“Despite several lots being end of season, last draw types, meated sorts were still very much in demand, with three pens more than 265p/kg to peak at 269p/kg,” a Bagshaws’ spokeman said.
The best heavyweight lambs grossed more than £128 a head, with an overall market average of 238.91p/kg.
The 120 cull sheep on offer also attracted very brisk bidding for all types, with top prices of £175 a head for Texels, £115 for Mules and horned ewes to £88, said Bagshaws.
The overall average for cull ewes was £83.33.
While liveweight prices lifted, the deadweight GB OSL SQQ plateaued in the week ending 7 March, after its recent rise.
Prices increased by just 0.6p compared with figures from a week earlier to average 530.9p/kg.
However, the price is still about £1/kg up on the same week last year and on the five-year average, Ms Clarke said.
As with liveweight, throughput for deadweight was up on the week, with an estimated increase of 3,800 head to total 208,000 head.
However, these weekly increased numbers are still down on 2019 throughputs.

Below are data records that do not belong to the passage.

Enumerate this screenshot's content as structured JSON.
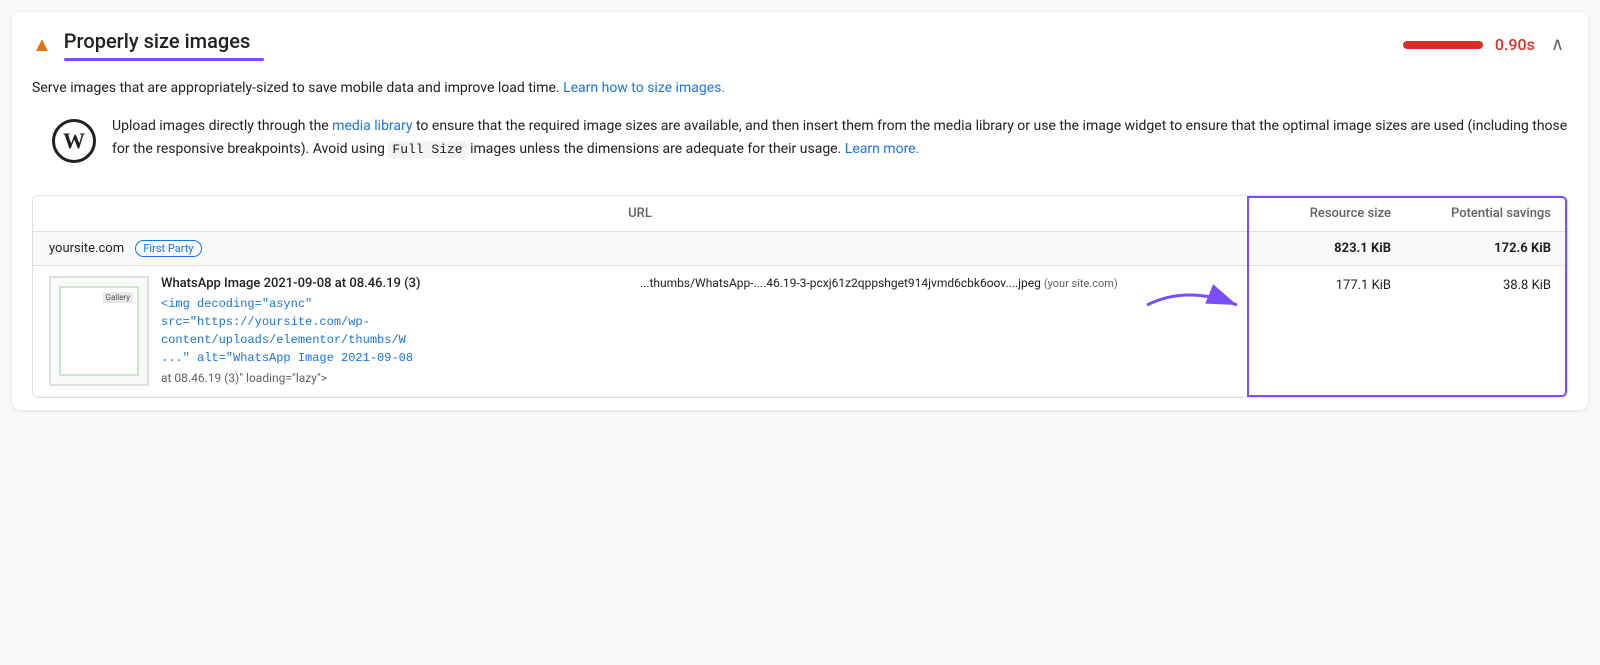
{
  "header": {
    "warning_icon": "▲",
    "title": "Properly size images",
    "score_value": "0.90s",
    "collapse_icon": "∧"
  },
  "description": {
    "main_text": "Serve images that are appropriately-sized to save mobile data and improve load time.",
    "link_text": "Learn how to size images.",
    "link_url": "#"
  },
  "wp_notice": {
    "logo": "W",
    "text_part1": "Upload images directly through the ",
    "media_library_link": "media library",
    "text_part2": " to ensure that the required image sizes are available, and then insert them from the media library or use the image widget to ensure that the optimal image sizes are used (including those for the responsive breakpoints). Avoid using ",
    "code_text": "Full Size",
    "text_part3": " images unless the dimensions are adequate for their usage. ",
    "learn_more_link": "Learn more.",
    "learn_more_url": "#"
  },
  "table": {
    "columns": {
      "url": "URL",
      "resource_size": "Resource size",
      "potential_savings": "Potential savings"
    },
    "group": {
      "name": "yoursite.com",
      "badge": "First Party",
      "resource_size": "823.1 KiB",
      "potential_savings": "172.6 KiB"
    },
    "rows": [
      {
        "title": "WhatsApp Image 2021-09-08 at 08.46.19 (3)",
        "code_line1": "<img decoding=\"async\"",
        "code_line2": "src=\"https://yoursite.com/wp-",
        "code_line3": "content/uploads/elementor/thumbs/W",
        "code_line4": "...\" alt=\"WhatsApp Image 2021-09-08",
        "alt_text": "at 08.46.19 (3)\" loading=\"lazy\">",
        "url": "...thumbs/WhatsApp-....46.19-3-pcxj61z2qppshget914jvmd6cbk6oov....jpeg",
        "url_source": "(your site.com)",
        "resource_size": "177.1 KiB",
        "potential_savings": "38.8 KiB",
        "thumbnail_label": "Gallery"
      }
    ]
  }
}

During February 2020, there were 835,600 lambs forward – about 70,000 fewer than 12 months earlier.
Ewe numbers at 119,500 head were also back year-on-year at 17,000 head down.
Rebecca Wright, red meat analyst for the AHDB, said the lower ewe headage was not surprising because the kill at the same stage in 2019 was relatively high.
“Lamb carcass weights were back slightly, which is also not surprising considering the poor pasture conditions over winter,” said Ms Wright.
Meanwhile, fears that the coronavirus crisis would see New Zealand sheepmeat exports diverted from China to Europe have been allayed.
“So far, at least, the diverted product has mainly headed towards the Middle East,” reported Ms Wright.
To date, this year’s imports have actually been lower, Ms Wright added.
However, she said it would be premature to suggest that there was no chance of additional product coming to Europe, although the quantity involved may be limited.
“An issue not just affecting the sheep industry, but almost all industries, is shipping container availability.
“Chinese ports are still somewhat backlogged.
“This means containers are not being emptied and therefore not available for use again,” she suggested.